I spent much of this week co-leading a Living Compass training retreat in Chicago, something I do on a fairly regular basis. In addition to people from Chicago and the Midwest, others come to these trainings from all around the country. This week we had participants from upstate New York, a rural community outside of Philadelphia in Pennsylvania, north central North Carolina, downtown Los Angeles, California, and the greater Chicago area. Everyone was coming to get trained in our Living Compass approach to wellness and wholeness so that they can then go back and offer Living Compass wellness programs in their own local communities. At these trainings we especially like to give visitors that come from farther away a little taste of what makes Chicago special. Free time is given to visit sites such as the Chicago Art Institute, Millennium Park, or perhaps to go to the top of one of Chicago's many famous skyscrapers. The highlight of our time together seems to be however, when we offer people the opportunity to not just to see something that has a long Chicago history, but to participate in something that is a signature creation of Chicago-and that is improv comedy.

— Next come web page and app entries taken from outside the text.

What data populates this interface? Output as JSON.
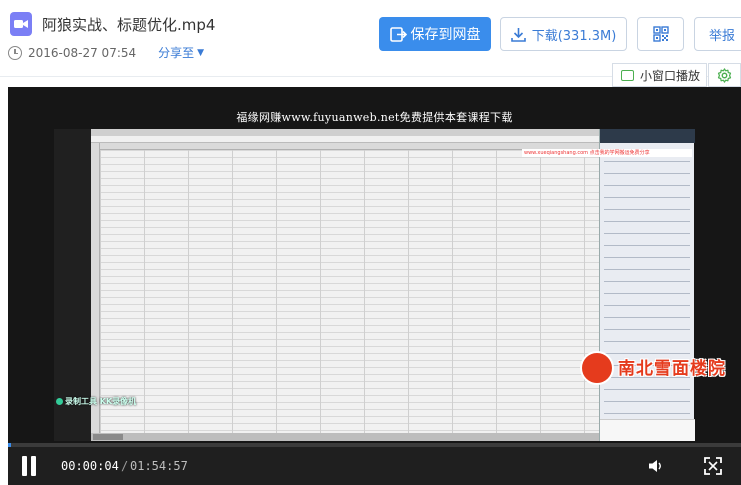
{
  "header": {
    "file_icon": "video-file-icon",
    "title": "阿狼实战、标题优化.mp4",
    "date": "2016-08-27 07:54",
    "share_label": "分享至"
  },
  "toolbar": {
    "save_label": "保存到网盘",
    "download_label": "下载(331.3M)",
    "qr_icon": "qr-code-icon",
    "report_label": "举报",
    "accent_color": "#3a8dec"
  },
  "player_options": {
    "mini_player_label": "小窗口播放",
    "settings_icon": "gear-icon"
  },
  "video": {
    "watermark_text": "福缘网赚www.fuyuanweb.net免费提供本套课程下载",
    "recorder_badge": "录制工具 KK录像机",
    "chat_link_text": "www.xueqiangshang.com 点击我的学网搬运免费分享",
    "logo_text": "南北雪面楼院",
    "progress": 0.0004
  },
  "controls": {
    "current_time": "00:00:04",
    "separator": "/",
    "total_time": "01:54:57"
  }
}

Chicago has long been recognized as the home of improv comedy, a tradition that continues at comedy centers throughout the city such as Second City and the iO (Improv Olympics) Theater. Many of the original cast of of Saturday Night Live came from Second City, including Mike Myers, Tina Fey, Amy Sedaris, Stephen Colbert, Steve Carell, Chris Farley, Dan Ackroyd, and John Belushi. At our trainings in Chicago we bring in a team of four improv actors led by the Rev. Jess Elfring Roberts, deacon and youth leader in the Episcopal Diocese of Chicago. These four creative geniuses entertain us first and then, in no time, have us up participating in various improv games and scenes. As the evening of improv begins, it's not uncommon to hear someone say that they will not be participating in any of the improv games, only to find themselves flopping around the floor pretending to be a fish a short time later.

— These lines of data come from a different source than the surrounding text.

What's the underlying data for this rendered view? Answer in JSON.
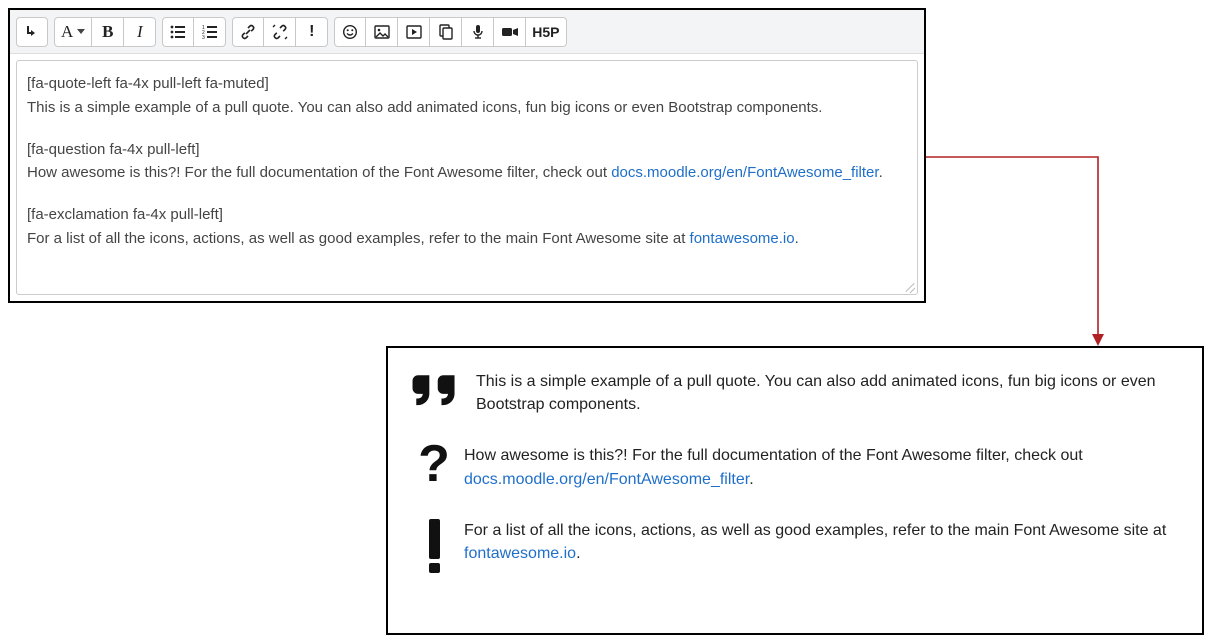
{
  "editor": {
    "toolbar": {
      "toggle": "toggle-toolbar-icon",
      "font": "font-style-picker",
      "bold": "bold-button",
      "italic": "italic-button",
      "ul": "bulleted-list-button",
      "ol": "numbered-list-button",
      "link": "link-button",
      "unlink": "unlink-button",
      "excl": "exclamation-button",
      "emoji": "emoji-button",
      "image": "image-button",
      "media": "media-button",
      "files": "manage-files-button",
      "mic": "record-audio-button",
      "video": "record-video-button",
      "h5p": "H5P"
    },
    "content": {
      "p1a": "[fa-quote-left fa-4x pull-left fa-muted]",
      "p1b": "This is a simple example of a pull quote. You can also add animated icons, fun big icons or even Bootstrap components.",
      "p2a": "[fa-question fa-4x pull-left]",
      "p2b_pre": "How awesome is this?! For the full documentation of the Font Awesome filter, check out ",
      "p2b_link": "docs.moodle.org/en/FontAwesome_filter",
      "p2b_post": ".",
      "p3a": "[fa-exclamation fa-4x pull-left]",
      "p3b_pre": "For a list of all the icons, actions, as well as good examples, refer to the main Font Awesome site at ",
      "p3b_link": "fontawesome.io",
      "p3b_post": "."
    }
  },
  "output": {
    "row1": "This is a simple example of a pull quote. You can also add animated icons, fun big icons or even Bootstrap components.",
    "row2_pre": "How awesome is this?! For the full documentation of the Font Awesome filter, check out ",
    "row2_link": "docs.moodle.org/en/FontAwesome_filter",
    "row2_post": ".",
    "row3_pre": "For a list of all the icons, actions, as well as good examples, refer to the main Font Awesome site at ",
    "row3_link": "fontawesome.io",
    "row3_post": "."
  }
}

Improv comedy is not just great fun to watch and participate in; there are also great bits of wisdom about life and about wellness that it can teach us. An essential principle of improv is to have a "Yes, and..." mentality. This means that when your partner in a sketch says or does something, you always "go" with it, adding to what you have been given by your partner and further developing the scene and the action. You never block or question what your partner has just said or done, even if it seems ridiculous or impossible. If you are partner turns to you and says, with her hands out, "Here's a bowl with my pet goldfish in it, will you please take my goldfish for a walk," you don't say, "But I don't like goldfish," or, "You can't take a goldfish for a walk." Instead, you say something like, "Oh, I love goldfish-I think I have a goldfish leash in my drawer, let me put it on your fish right now."
With improv comedy, like life itself, we rarely know what someone else is going to say or do next, and so we have to remain totally present to what is being presented and completely open and flexible as to how we respond. These skills of a good improv actor are completely applicable to life in general. Being fully present to someone else and staying open and flexible as to how we will respond are true gifts that we can give to others and to ourselves.

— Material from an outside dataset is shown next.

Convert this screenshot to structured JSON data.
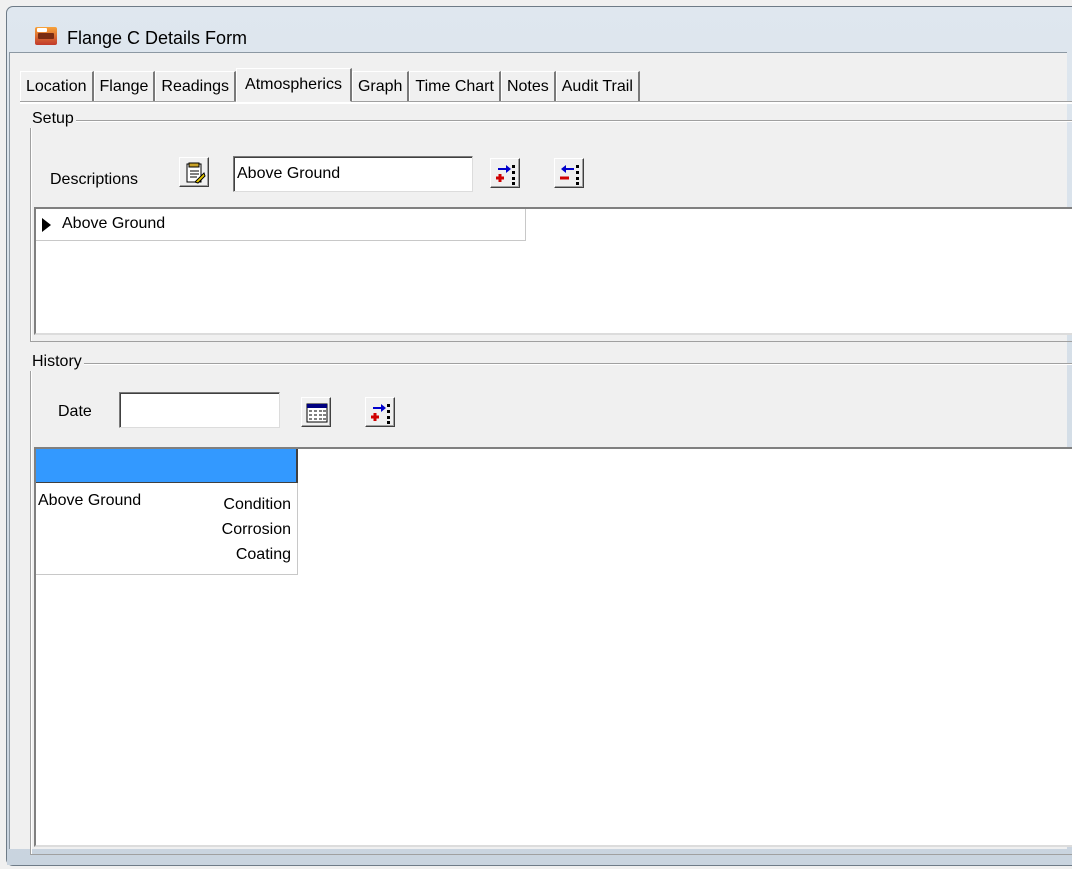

Life doesn't come with a script. Life is improv. It unfolds and happens in the most surprising of ways and we are always creating the script as we go along. Being able to say, "Yes, and" to whatever life presents us, and being able to stay open and flexible in our responses are essential keys to wellness in our personal lives, our homes, and our places of work.